↓
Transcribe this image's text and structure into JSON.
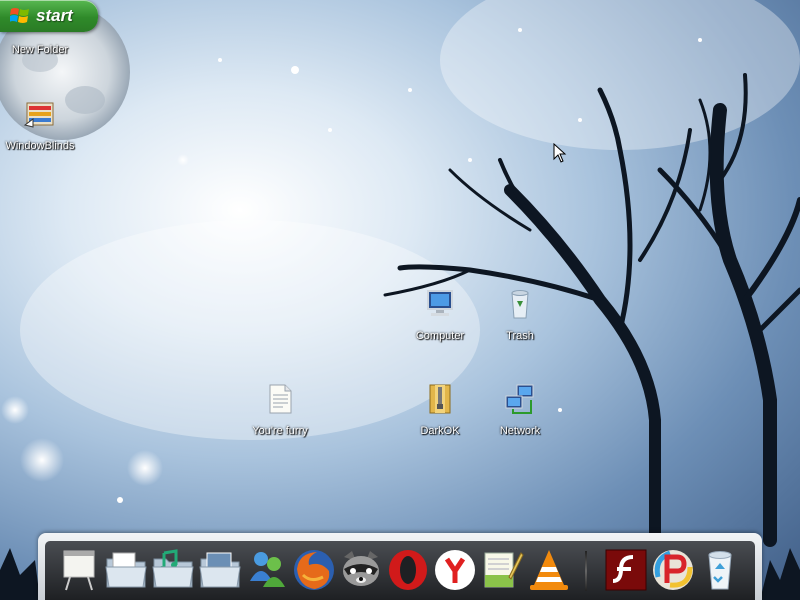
{
  "start": {
    "label": "start"
  },
  "desktop_icons": [
    {
      "label": "New Folder",
      "icon": "folder-icon"
    },
    {
      "label": "WindowBlinds",
      "icon": "windowblinds-icon"
    },
    {
      "label": "Computer",
      "icon": "computer-icon"
    },
    {
      "label": "Trash",
      "icon": "trash-icon"
    },
    {
      "label": "You're furry",
      "icon": "text-document-icon"
    },
    {
      "label": "DarkOK",
      "icon": "zip-folder-icon"
    },
    {
      "label": "Network",
      "icon": "network-icon"
    }
  ],
  "dock": {
    "items": [
      {
        "name": "presentation",
        "icon": "presentation-board-icon"
      },
      {
        "name": "documents",
        "icon": "documents-folder-icon"
      },
      {
        "name": "music",
        "icon": "music-folder-icon"
      },
      {
        "name": "pictures",
        "icon": "pictures-folder-icon"
      },
      {
        "name": "messenger",
        "icon": "messenger-icon"
      },
      {
        "name": "firefox",
        "icon": "firefox-icon"
      },
      {
        "name": "raccoon",
        "icon": "raccoon-icon"
      },
      {
        "name": "opera",
        "icon": "opera-icon"
      },
      {
        "name": "yandex",
        "icon": "yandex-icon"
      },
      {
        "name": "notepad",
        "icon": "notepad-icon"
      },
      {
        "name": "vlc",
        "icon": "vlc-icon"
      },
      {
        "name": "flash",
        "icon": "flash-icon"
      },
      {
        "name": "paint",
        "icon": "paint-p-icon"
      },
      {
        "name": "recycle-bin",
        "icon": "recycle-bin-icon"
      }
    ]
  },
  "colors": {
    "start_green": "#2f8a2a",
    "dock_dark": "#1e2023",
    "sky_blue": "#6d8fb6"
  }
}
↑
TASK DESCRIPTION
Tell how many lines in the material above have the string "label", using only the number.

ANSWER SPACE
8